↓↓↓
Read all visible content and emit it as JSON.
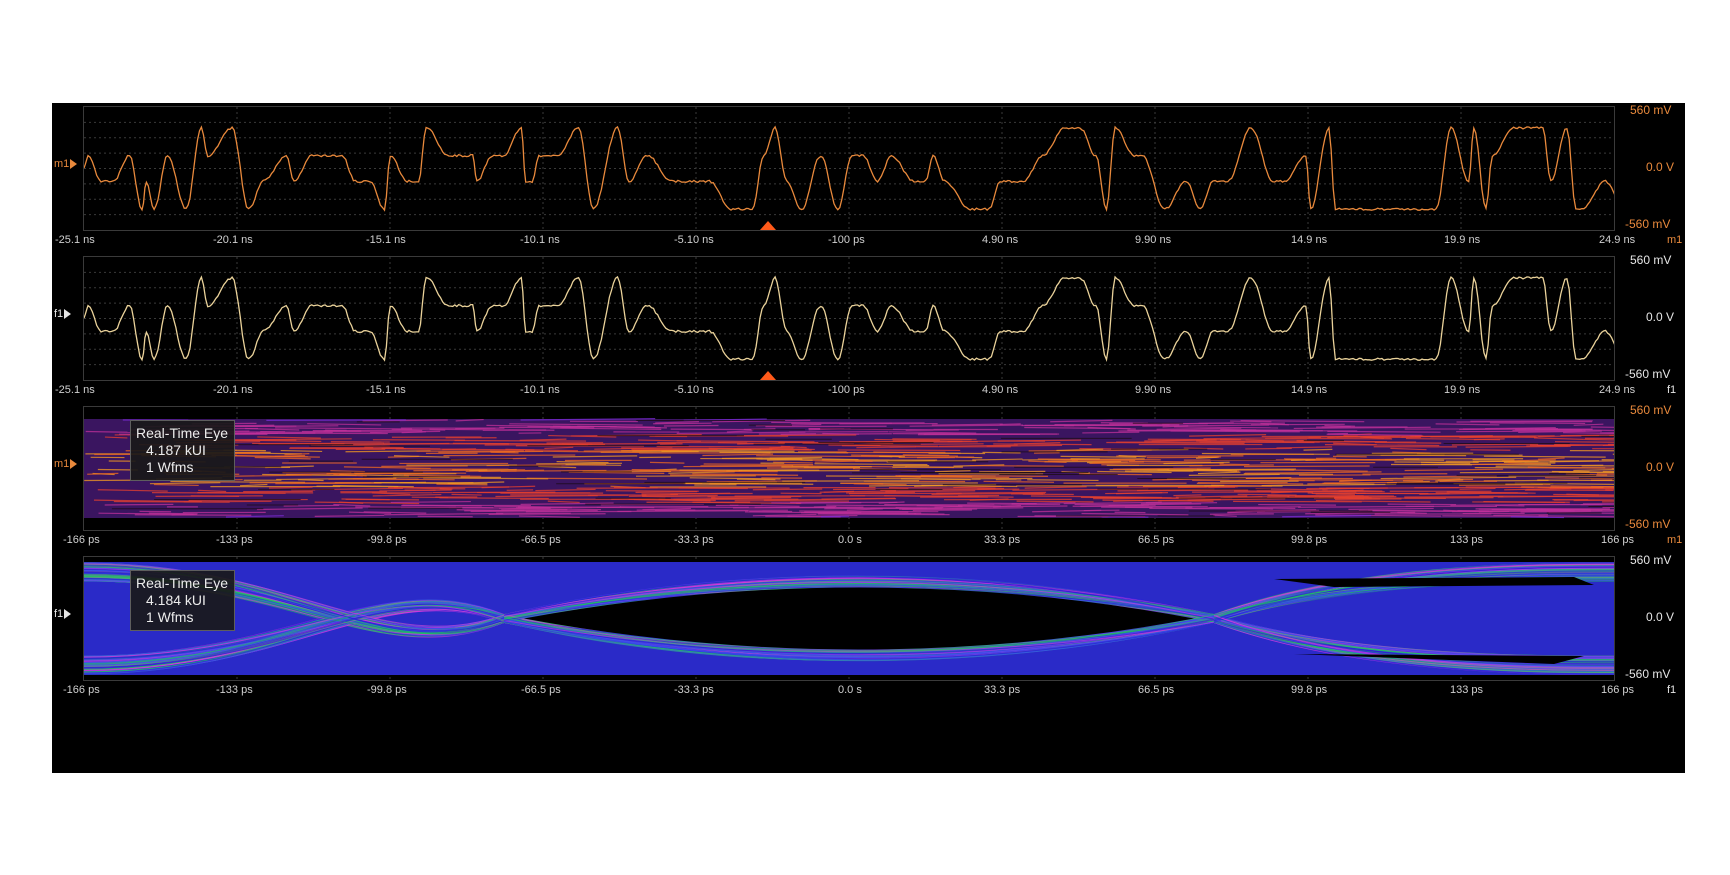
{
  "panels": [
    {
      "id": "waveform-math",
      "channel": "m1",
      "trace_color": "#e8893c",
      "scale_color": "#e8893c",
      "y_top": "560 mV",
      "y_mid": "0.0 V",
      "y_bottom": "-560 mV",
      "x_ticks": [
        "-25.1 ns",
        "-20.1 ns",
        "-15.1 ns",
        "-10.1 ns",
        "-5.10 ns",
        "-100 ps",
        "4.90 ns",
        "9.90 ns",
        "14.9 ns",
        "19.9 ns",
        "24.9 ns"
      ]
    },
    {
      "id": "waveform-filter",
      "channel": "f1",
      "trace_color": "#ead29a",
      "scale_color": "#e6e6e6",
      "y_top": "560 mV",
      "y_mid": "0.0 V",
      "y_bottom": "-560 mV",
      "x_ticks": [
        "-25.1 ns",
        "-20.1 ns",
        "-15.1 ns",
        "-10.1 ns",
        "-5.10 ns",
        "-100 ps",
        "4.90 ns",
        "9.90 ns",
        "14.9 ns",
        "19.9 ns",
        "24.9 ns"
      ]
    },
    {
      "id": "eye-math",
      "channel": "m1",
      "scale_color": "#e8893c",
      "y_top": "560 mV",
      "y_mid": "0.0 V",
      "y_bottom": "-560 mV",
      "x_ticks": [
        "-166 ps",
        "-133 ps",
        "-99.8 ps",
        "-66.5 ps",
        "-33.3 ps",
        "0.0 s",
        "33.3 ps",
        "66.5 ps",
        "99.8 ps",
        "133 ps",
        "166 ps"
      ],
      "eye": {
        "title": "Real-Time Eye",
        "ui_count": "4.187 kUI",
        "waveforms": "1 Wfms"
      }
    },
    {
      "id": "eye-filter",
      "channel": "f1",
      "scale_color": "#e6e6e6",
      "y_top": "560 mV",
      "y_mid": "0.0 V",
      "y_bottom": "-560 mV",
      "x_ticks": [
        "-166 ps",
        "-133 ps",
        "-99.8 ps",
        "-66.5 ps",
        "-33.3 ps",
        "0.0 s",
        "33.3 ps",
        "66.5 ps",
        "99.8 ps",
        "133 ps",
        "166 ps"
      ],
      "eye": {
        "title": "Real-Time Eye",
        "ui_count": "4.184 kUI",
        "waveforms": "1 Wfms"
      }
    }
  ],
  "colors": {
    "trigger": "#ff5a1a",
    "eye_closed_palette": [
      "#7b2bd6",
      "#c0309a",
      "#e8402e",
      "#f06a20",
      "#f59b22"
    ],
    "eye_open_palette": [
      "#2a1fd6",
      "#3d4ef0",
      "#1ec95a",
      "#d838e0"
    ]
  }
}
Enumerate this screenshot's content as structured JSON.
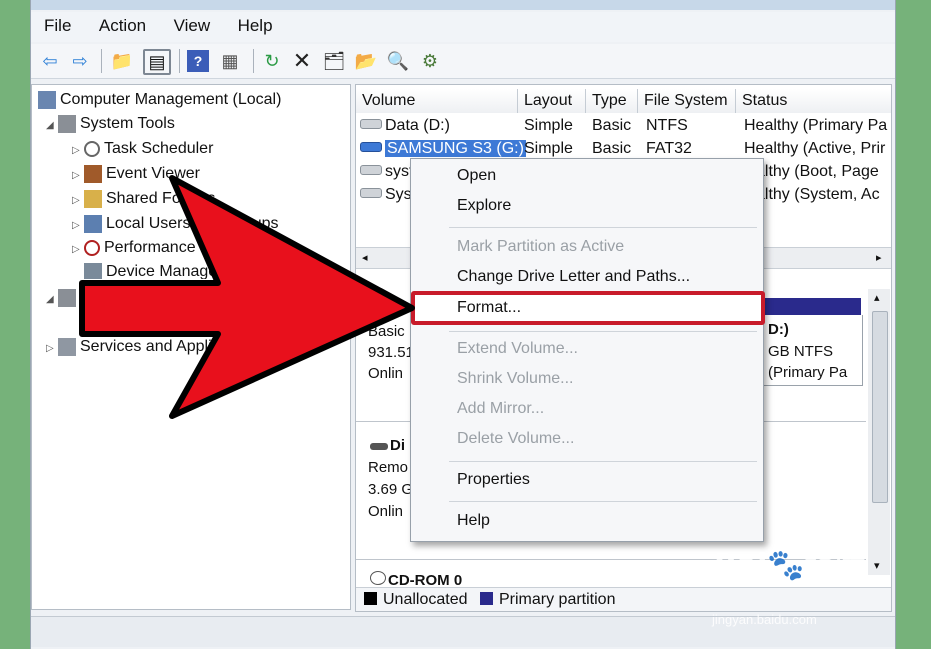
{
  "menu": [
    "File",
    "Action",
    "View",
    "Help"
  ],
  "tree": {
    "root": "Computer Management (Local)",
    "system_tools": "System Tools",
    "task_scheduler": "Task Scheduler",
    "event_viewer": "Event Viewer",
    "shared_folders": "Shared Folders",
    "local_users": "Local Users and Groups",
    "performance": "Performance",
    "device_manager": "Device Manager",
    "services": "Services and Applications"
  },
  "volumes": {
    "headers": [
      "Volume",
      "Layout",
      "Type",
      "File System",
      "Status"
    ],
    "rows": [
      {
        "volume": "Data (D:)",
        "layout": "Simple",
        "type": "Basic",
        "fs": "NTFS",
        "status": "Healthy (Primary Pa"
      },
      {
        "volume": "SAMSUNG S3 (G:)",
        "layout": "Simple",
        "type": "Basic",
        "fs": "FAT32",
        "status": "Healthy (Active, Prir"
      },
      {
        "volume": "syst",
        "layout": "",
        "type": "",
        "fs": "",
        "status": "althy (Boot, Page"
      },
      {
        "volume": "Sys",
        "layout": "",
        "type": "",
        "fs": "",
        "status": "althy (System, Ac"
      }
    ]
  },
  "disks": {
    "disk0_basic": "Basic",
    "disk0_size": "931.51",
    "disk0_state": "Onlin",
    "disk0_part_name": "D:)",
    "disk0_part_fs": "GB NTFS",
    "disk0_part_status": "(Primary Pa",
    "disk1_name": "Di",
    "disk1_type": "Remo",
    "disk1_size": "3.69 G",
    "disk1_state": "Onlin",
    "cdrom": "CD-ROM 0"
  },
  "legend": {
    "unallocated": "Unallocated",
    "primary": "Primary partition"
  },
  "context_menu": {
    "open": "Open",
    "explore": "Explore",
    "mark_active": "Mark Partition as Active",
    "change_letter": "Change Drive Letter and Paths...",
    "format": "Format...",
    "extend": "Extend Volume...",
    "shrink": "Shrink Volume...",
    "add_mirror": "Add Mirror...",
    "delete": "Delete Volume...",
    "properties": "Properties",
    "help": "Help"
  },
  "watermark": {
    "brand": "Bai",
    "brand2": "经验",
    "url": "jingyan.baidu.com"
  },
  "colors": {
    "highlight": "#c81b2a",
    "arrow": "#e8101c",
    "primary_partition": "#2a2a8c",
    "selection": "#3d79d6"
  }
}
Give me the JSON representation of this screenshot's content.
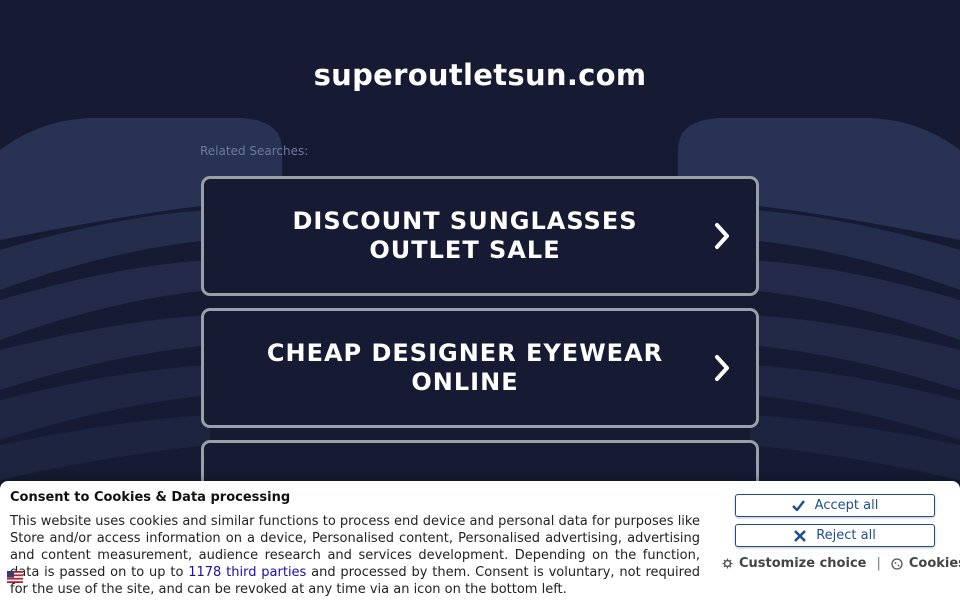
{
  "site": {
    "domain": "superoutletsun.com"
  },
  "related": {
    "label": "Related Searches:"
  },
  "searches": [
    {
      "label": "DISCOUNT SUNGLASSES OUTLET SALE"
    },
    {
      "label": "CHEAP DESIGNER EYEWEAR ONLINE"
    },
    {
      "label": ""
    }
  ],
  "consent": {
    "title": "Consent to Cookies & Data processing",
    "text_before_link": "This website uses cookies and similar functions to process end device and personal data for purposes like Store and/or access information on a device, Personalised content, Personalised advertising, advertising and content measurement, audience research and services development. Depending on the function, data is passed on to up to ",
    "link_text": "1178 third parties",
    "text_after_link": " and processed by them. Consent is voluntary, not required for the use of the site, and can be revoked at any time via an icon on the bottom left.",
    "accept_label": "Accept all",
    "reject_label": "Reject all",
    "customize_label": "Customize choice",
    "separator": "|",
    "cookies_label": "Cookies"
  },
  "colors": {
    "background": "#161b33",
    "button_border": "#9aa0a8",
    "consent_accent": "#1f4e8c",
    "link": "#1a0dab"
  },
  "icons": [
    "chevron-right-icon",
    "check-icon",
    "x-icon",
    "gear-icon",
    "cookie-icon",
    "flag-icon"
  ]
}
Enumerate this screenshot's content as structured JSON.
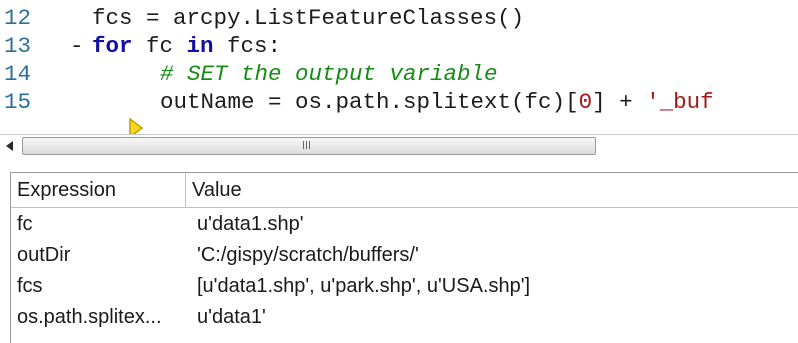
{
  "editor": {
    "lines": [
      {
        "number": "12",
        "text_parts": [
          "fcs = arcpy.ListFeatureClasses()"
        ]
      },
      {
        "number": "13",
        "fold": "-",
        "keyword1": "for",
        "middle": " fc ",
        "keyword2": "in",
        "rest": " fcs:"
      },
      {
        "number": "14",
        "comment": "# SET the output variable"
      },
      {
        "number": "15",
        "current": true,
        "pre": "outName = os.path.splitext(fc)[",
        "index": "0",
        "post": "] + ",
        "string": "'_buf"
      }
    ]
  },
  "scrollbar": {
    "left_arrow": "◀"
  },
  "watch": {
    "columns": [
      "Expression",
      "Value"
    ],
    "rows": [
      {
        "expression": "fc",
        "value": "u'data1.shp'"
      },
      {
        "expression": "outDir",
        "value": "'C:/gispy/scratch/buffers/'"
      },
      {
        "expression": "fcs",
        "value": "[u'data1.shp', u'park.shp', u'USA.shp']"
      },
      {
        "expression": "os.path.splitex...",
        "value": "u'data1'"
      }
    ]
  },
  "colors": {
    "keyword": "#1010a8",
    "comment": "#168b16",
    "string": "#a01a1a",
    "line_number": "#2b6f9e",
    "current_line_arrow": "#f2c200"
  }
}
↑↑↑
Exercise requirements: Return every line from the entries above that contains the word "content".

Output for this exercise:
Read all visible content and emit it as JSON.
Enumerate this screenshot's content as structured JSON.
Give me the JSON representation of this screenshot's content.
    "text_before_link": "This website uses cookies and similar functions to process end device and personal data for purposes like Store and/or access information on a device, Personalised content, Personalised advertising, advertising and content measurement, audience research and services development. Depending on the function, data is passed on to up to ",
Enumerate this screenshot's content as structured JSON.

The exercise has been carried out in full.